**Given data:**
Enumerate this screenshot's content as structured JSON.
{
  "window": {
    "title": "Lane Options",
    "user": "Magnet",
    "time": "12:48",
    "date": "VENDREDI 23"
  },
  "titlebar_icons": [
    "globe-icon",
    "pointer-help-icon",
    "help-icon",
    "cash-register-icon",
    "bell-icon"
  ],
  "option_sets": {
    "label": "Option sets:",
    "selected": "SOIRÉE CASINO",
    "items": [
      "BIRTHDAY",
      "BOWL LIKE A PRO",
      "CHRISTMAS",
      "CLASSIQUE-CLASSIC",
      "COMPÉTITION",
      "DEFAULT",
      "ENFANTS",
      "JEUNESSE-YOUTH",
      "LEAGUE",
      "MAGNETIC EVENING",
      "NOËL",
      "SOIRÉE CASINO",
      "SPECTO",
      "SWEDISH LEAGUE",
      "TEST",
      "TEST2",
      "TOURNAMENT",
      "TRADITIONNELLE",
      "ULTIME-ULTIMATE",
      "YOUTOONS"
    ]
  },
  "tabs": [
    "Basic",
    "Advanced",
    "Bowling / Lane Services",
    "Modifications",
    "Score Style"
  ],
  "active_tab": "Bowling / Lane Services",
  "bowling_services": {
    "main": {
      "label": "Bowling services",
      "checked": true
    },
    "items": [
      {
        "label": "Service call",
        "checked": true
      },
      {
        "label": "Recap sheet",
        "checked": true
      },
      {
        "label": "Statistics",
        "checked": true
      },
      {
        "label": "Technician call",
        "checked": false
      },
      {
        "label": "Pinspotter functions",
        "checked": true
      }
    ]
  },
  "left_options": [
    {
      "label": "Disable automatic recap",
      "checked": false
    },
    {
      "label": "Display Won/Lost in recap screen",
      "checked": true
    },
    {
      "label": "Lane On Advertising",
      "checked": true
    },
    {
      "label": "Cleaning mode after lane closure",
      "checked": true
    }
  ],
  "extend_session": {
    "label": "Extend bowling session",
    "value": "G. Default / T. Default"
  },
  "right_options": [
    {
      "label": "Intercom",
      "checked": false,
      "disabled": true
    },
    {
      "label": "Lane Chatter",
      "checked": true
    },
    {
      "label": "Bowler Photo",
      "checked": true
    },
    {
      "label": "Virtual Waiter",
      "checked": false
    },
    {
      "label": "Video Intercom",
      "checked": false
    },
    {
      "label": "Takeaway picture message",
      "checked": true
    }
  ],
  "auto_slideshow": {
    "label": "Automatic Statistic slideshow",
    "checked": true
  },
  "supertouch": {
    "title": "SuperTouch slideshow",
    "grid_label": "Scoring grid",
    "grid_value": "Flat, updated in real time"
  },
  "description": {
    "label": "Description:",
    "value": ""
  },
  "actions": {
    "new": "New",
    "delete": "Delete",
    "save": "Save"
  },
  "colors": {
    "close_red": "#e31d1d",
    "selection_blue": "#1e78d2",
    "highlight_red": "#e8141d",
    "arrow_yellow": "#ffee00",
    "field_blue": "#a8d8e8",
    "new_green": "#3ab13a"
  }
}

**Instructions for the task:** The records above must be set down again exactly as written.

**Response below:**
Enumerate this screenshot's content as structured JSON.
{
  "window": {
    "title": "Lane Options",
    "user": "Magnet",
    "time": "12:48",
    "date": "VENDREDI 23"
  },
  "titlebar_icons": [
    "globe-icon",
    "pointer-help-icon",
    "help-icon",
    "cash-register-icon",
    "bell-icon"
  ],
  "option_sets": {
    "label": "Option sets:",
    "selected": "SOIRÉE CASINO",
    "items": [
      "BIRTHDAY",
      "BOWL LIKE A PRO",
      "CHRISTMAS",
      "CLASSIQUE-CLASSIC",
      "COMPÉTITION",
      "DEFAULT",
      "ENFANTS",
      "JEUNESSE-YOUTH",
      "LEAGUE",
      "MAGNETIC EVENING",
      "NOËL",
      "SOIRÉE CASINO",
      "SPECTO",
      "SWEDISH LEAGUE",
      "TEST",
      "TEST2",
      "TOURNAMENT",
      "TRADITIONNELLE",
      "ULTIME-ULTIMATE",
      "YOUTOONS"
    ]
  },
  "tabs": [
    "Basic",
    "Advanced",
    "Bowling / Lane Services",
    "Modifications",
    "Score Style"
  ],
  "active_tab": "Bowling / Lane Services",
  "bowling_services": {
    "main": {
      "label": "Bowling services",
      "checked": true
    },
    "items": [
      {
        "label": "Service call",
        "checked": true
      },
      {
        "label": "Recap sheet",
        "checked": true
      },
      {
        "label": "Statistics",
        "checked": true
      },
      {
        "label": "Technician call",
        "checked": false
      },
      {
        "label": "Pinspotter functions",
        "checked": true
      }
    ]
  },
  "left_options": [
    {
      "label": "Disable automatic recap",
      "checked": false
    },
    {
      "label": "Display Won/Lost in recap screen",
      "checked": true
    },
    {
      "label": "Lane On Advertising",
      "checked": true
    },
    {
      "label": "Cleaning mode after lane closure",
      "checked": true
    }
  ],
  "extend_session": {
    "label": "Extend bowling session",
    "value": "G. Default / T. Default"
  },
  "right_options": [
    {
      "label": "Intercom",
      "checked": false,
      "disabled": true
    },
    {
      "label": "Lane Chatter",
      "checked": true
    },
    {
      "label": "Bowler Photo",
      "checked": true
    },
    {
      "label": "Virtual Waiter",
      "checked": false
    },
    {
      "label": "Video Intercom",
      "checked": false
    },
    {
      "label": "Takeaway picture message",
      "checked": true
    }
  ],
  "auto_slideshow": {
    "label": "Automatic Statistic slideshow",
    "checked": true
  },
  "supertouch": {
    "title": "SuperTouch slideshow",
    "grid_label": "Scoring grid",
    "grid_value": "Flat, updated in real time"
  },
  "description": {
    "label": "Description:",
    "value": ""
  },
  "actions": {
    "new": "New",
    "delete": "Delete",
    "save": "Save"
  },
  "colors": {
    "close_red": "#e31d1d",
    "selection_blue": "#1e78d2",
    "highlight_red": "#e8141d",
    "arrow_yellow": "#ffee00",
    "field_blue": "#a8d8e8",
    "new_green": "#3ab13a"
  }
}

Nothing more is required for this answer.